▸ **Task**: Verbatim copy without images: return all of the data as it stands.

▸ **Exercise inputs**:
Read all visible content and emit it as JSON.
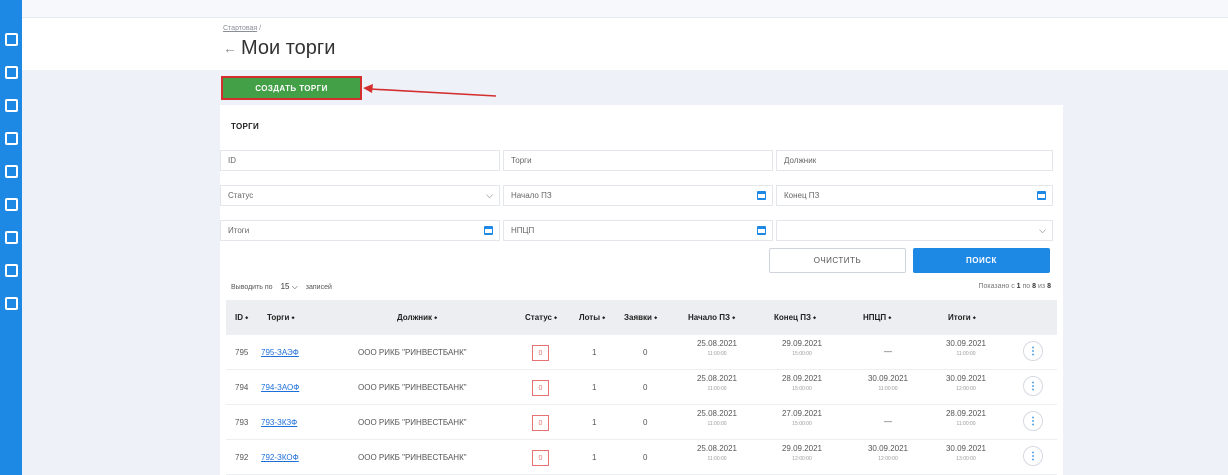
{
  "breadcrumb": {
    "home": "Стартовая",
    "separator": "/"
  },
  "page": {
    "back_icon": "←",
    "title": "Мои торги"
  },
  "create_button": "СОЗДАТЬ ТОРГИ",
  "section_title": "ТОРГИ",
  "filters": {
    "id": "ID",
    "torgi": "Торги",
    "dolzhnik": "Должник",
    "status": "Статус",
    "nachalo": "Начало ПЗ",
    "konec": "Конец ПЗ",
    "itogi": "Итоги",
    "npcp": "НПЦП",
    "empty_select": ""
  },
  "buttons": {
    "clear": "ОЧИСТИТЬ",
    "search": "ПОИСК"
  },
  "paging": {
    "prefix": "Выводить по",
    "value": "15",
    "suffix": "записей",
    "shown_prefix": "Показано с",
    "shown_from": "1",
    "shown_mid": "по",
    "shown_to": "8",
    "shown_of": "из",
    "shown_total": "8"
  },
  "columns": [
    "ID ⬩",
    "Торги ⬩",
    "Должник ⬩",
    "Статус ⬩",
    "Лоты ⬩",
    "Заявки ⬩",
    "Начало ПЗ ⬩",
    "Конец ПЗ ⬩",
    "НПЦП ⬩",
    "Итоги ⬩"
  ],
  "rows": [
    {
      "id": "795",
      "code": "795-ЗАЭФ",
      "debtor": "ООО РИКБ \"РИНВЕСТБАНК\"",
      "status": "0",
      "lots": "1",
      "bids": "0",
      "start_d": "25.08.2021",
      "start_t": "11:00:00",
      "end_d": "29.09.2021",
      "end_t": "15:00:00",
      "npcp_d": "—",
      "npcp_t": "",
      "res_d": "30.09.2021",
      "res_t": "11:00:00"
    },
    {
      "id": "794",
      "code": "794-ЗАОФ",
      "debtor": "ООО РИКБ \"РИНВЕСТБАНК\"",
      "status": "0",
      "lots": "1",
      "bids": "0",
      "start_d": "25.08.2021",
      "start_t": "11:00:00",
      "end_d": "28.09.2021",
      "end_t": "15:00:00",
      "npcp_d": "30.09.2021",
      "npcp_t": "11:00:00",
      "res_d": "30.09.2021",
      "res_t": "12:00:00"
    },
    {
      "id": "793",
      "code": "793-ЗКЗФ",
      "debtor": "ООО РИКБ \"РИНВЕСТБАНК\"",
      "status": "0",
      "lots": "1",
      "bids": "0",
      "start_d": "25.08.2021",
      "start_t": "11:00:00",
      "end_d": "27.09.2021",
      "end_t": "15:00:00",
      "npcp_d": "—",
      "npcp_t": "",
      "res_d": "28.09.2021",
      "res_t": "11:00:00"
    },
    {
      "id": "792",
      "code": "792-ЗКОФ",
      "debtor": "ООО РИКБ \"РИНВЕСТБАНК\"",
      "status": "0",
      "lots": "1",
      "bids": "0",
      "start_d": "25.08.2021",
      "start_t": "11:00:00",
      "end_d": "29.09.2021",
      "end_t": "12:00:00",
      "npcp_d": "30.09.2021",
      "npcp_t": "12:00:00",
      "res_d": "30.09.2021",
      "res_t": "13:00:00"
    }
  ],
  "colors": {
    "sidebar": "#1e88e5",
    "create": "#43a047",
    "highlight": "#d32f2f",
    "link": "#1e6fd9"
  }
}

▸ **Problem solution**:
Read all visible content and emit it as JSON.
{
  "breadcrumb": {
    "home": "Стартовая",
    "separator": "/"
  },
  "page": {
    "back_icon": "←",
    "title": "Мои торги"
  },
  "create_button": "СОЗДАТЬ ТОРГИ",
  "section_title": "ТОРГИ",
  "filters": {
    "id": "ID",
    "torgi": "Торги",
    "dolzhnik": "Должник",
    "status": "Статус",
    "nachalo": "Начало ПЗ",
    "konec": "Конец ПЗ",
    "itogi": "Итоги",
    "npcp": "НПЦП",
    "empty_select": ""
  },
  "buttons": {
    "clear": "ОЧИСТИТЬ",
    "search": "ПОИСК"
  },
  "paging": {
    "prefix": "Выводить по",
    "value": "15",
    "suffix": "записей",
    "shown_prefix": "Показано с",
    "shown_from": "1",
    "shown_mid": "по",
    "shown_to": "8",
    "shown_of": "из",
    "shown_total": "8"
  },
  "columns": [
    "ID ⬩",
    "Торги ⬩",
    "Должник ⬩",
    "Статус ⬩",
    "Лоты ⬩",
    "Заявки ⬩",
    "Начало ПЗ ⬩",
    "Конец ПЗ ⬩",
    "НПЦП ⬩",
    "Итоги ⬩"
  ],
  "rows": [
    {
      "id": "795",
      "code": "795-ЗАЭФ",
      "debtor": "ООО РИКБ \"РИНВЕСТБАНК\"",
      "status": "0",
      "lots": "1",
      "bids": "0",
      "start_d": "25.08.2021",
      "start_t": "11:00:00",
      "end_d": "29.09.2021",
      "end_t": "15:00:00",
      "npcp_d": "—",
      "npcp_t": "",
      "res_d": "30.09.2021",
      "res_t": "11:00:00"
    },
    {
      "id": "794",
      "code": "794-ЗАОФ",
      "debtor": "ООО РИКБ \"РИНВЕСТБАНК\"",
      "status": "0",
      "lots": "1",
      "bids": "0",
      "start_d": "25.08.2021",
      "start_t": "11:00:00",
      "end_d": "28.09.2021",
      "end_t": "15:00:00",
      "npcp_d": "30.09.2021",
      "npcp_t": "11:00:00",
      "res_d": "30.09.2021",
      "res_t": "12:00:00"
    },
    {
      "id": "793",
      "code": "793-ЗКЗФ",
      "debtor": "ООО РИКБ \"РИНВЕСТБАНК\"",
      "status": "0",
      "lots": "1",
      "bids": "0",
      "start_d": "25.08.2021",
      "start_t": "11:00:00",
      "end_d": "27.09.2021",
      "end_t": "15:00:00",
      "npcp_d": "—",
      "npcp_t": "",
      "res_d": "28.09.2021",
      "res_t": "11:00:00"
    },
    {
      "id": "792",
      "code": "792-ЗКОФ",
      "debtor": "ООО РИКБ \"РИНВЕСТБАНК\"",
      "status": "0",
      "lots": "1",
      "bids": "0",
      "start_d": "25.08.2021",
      "start_t": "11:00:00",
      "end_d": "29.09.2021",
      "end_t": "12:00:00",
      "npcp_d": "30.09.2021",
      "npcp_t": "12:00:00",
      "res_d": "30.09.2021",
      "res_t": "13:00:00"
    }
  ],
  "colors": {
    "sidebar": "#1e88e5",
    "create": "#43a047",
    "highlight": "#d32f2f",
    "link": "#1e6fd9"
  }
}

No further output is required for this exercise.